A public holiday and the first clear and windless morning in about two weeks forced me out of doors. Elaine is working on their 'Bird Bouquets' and I decided to see how many species I could twitch in 90 minutes along the normal circle route that I do on Monday mornings when the cleaners are here. Also try for a few pics. To start off with the CAPE SUGARBIRDS in the bottle-brushes that they visit on a daily basis during summer is simply special. I went to the Vermont salt pan first and managed to rack up 40 species in the 30 minutes that I spent there. For the last few weeks I got woken by BLUE CRANES flying over the house and it was really great finding them on the side of the pan. They fly off in a westerly direction at about 07h30 each morning – one must assume that they are beginning to look for breeding spots and this is why they are traveling around.
Blue Cranes in Vermont suburbia
Species that I have not seen at the pan for a while included PIED AVOCET, GREATER FLAMINGO and RED-BILLED TEAL. Besides these most of the water associated species that one would normally expect here were present. The mind boggles at the huge number of GREY HERON nests on the rocks in the pan – there must surely be at least 40 chicks at this point. A YELLOW-BILLED KITE also drifted by causing large-scaled consternation from the EGYPTIAN GEESE, KELP GULLS and particularly BLACKSMITH LAPWINGS that also have chicks at the moment. Certainly not a safe space for a YBK!
I then drove through Vermont to the lookout point along the coast. Here I managed to add good garden birds that included personal favorites such as SOUTHERN BOUBOU, AFRICAN PARADISE- and FISCAL FLYCATCHERS, as well as CAPE ROBIN-CHAT. There was not much happening at the lookout point, except for my first COMMON WHIMBREL here for the season and about 20 CAPE CORMORANTS passing through. This left me on 55 species after 45 minutes.
The big problem trying to bird at Onrus on the 16th of December on a beautiful day like today is that the people are out in force walking their dogs, chatting with all and sundry and the new fad of slim and attractive mothers (sorry some not so slim) running racing prams around the peninsula. There must have been at least 50 crafts in the bay – it is crayfish season and kids and parents were all over the rocks. Silly season. The Onrus caravan park is approaching bursting at the seams levels, but still I could hear BAR-THROATED APALIS, CAPE BATIS, CAPE CANARIES, SOMBRE GREENBULS, KAROO PRINIAS, MALACHITE SUNBIRDS and OLIVE THRUSHES leaving me on 60 species after an hour.

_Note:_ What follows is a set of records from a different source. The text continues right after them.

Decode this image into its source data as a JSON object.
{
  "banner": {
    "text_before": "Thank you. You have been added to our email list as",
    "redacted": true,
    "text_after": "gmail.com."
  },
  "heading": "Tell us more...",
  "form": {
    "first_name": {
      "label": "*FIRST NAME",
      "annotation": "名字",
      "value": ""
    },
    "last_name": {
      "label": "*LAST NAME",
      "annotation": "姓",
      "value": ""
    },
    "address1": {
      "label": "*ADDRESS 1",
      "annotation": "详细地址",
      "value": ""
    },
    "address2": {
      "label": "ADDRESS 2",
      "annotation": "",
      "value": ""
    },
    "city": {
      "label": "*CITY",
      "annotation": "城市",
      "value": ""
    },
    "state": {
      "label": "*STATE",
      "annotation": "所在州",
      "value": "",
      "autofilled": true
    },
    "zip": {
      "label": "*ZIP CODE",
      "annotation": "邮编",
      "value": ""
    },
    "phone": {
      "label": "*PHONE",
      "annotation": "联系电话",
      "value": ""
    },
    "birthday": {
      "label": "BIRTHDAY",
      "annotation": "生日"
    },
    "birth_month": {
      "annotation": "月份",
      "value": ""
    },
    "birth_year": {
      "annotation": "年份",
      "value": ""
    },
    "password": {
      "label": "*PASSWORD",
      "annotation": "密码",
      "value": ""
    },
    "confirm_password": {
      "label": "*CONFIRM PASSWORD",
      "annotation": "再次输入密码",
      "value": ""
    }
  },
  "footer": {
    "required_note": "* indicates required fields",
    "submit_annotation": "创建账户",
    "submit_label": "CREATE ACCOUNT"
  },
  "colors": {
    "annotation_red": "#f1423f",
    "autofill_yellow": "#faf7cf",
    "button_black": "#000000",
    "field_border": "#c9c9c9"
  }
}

The holiday vibe got worse as I approached the beach as Atlantic Drive has already been closed off there, thus not allowing me to check out the Onrus lagoon and losing out on a further 10 or so probables. The tern day roost at Harderbaai had at least 500 birds despite 4X4's, boats and loads of people in very close proximity. There was just to much traffic to check out the roost properly, but I could at least pick COMMON, SANDWICH and SWIFT TERNS. There were also REED- and (surprisingly) two CROWNED CORMORANTS, a LITTLE EGRET, AFRICAN BLACK OYSTERCATCHER and KITTLITZ'S and WHITE-FRONTED PLOVERS in this area. This left me on 77 species after 90 minutes with just under 4 km traveled.
Add to this the fact that I missed out on several species that I would normally expect to find on any given day. These include ROCK DOVE, CATTLE EGRET, AFRICAN HOOPOE, AFRICAN SACRED IBIS, ROCK KESTREL, PIED KINGFISHER and some crows and woodpeckers. It also seems as if the cuckoos have already gone silent. I still maintain that the Onrus/ Vermont area must be seen as one of the top birding destinations in the Overberg. A quick count revealed that I saw 19 southern African endemics and 5 migratory birds this morning. Not to shabby for difficult birding conditions!
(Our local pair of AFRICAN HARRIER-HAWKS just past overhead and a BOKMAKIERIE came to the feeder).
Our list of birds seen along this circular route now stands on 199 species. Quietly waiting for some or other vagrant to pull through this summer.